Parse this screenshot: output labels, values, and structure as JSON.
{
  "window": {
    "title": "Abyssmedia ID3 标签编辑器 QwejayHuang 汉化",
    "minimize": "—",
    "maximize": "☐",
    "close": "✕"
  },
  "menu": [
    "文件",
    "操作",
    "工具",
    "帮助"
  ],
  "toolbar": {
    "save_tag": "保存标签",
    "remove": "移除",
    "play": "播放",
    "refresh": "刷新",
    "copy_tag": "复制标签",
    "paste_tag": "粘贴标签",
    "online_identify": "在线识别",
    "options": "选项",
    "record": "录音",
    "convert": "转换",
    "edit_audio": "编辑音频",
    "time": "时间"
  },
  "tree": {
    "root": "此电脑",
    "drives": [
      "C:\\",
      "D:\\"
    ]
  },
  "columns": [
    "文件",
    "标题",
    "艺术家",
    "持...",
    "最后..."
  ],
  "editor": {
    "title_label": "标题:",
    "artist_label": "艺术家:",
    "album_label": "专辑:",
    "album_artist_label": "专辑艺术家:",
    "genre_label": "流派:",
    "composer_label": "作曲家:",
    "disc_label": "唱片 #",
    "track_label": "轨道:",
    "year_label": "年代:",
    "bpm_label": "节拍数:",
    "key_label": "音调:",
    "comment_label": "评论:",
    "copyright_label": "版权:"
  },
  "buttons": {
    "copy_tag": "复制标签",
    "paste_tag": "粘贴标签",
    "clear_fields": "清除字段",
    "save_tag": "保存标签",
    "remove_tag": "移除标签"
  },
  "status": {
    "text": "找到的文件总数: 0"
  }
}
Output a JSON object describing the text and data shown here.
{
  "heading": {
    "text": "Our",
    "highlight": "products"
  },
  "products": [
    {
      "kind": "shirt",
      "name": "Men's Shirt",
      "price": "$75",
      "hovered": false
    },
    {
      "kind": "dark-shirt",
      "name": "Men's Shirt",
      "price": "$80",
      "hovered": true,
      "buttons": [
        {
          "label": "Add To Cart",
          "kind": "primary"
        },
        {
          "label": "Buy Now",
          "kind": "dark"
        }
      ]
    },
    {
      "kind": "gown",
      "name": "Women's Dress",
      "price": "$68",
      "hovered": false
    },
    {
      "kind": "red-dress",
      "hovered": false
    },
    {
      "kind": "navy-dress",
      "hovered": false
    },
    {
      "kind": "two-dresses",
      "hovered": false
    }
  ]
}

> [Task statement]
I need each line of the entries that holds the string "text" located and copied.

> [Answer]
    "text": "找到的文件总数: 0"
Output a JSON object describing the text and data shown here.
    "text": "Our",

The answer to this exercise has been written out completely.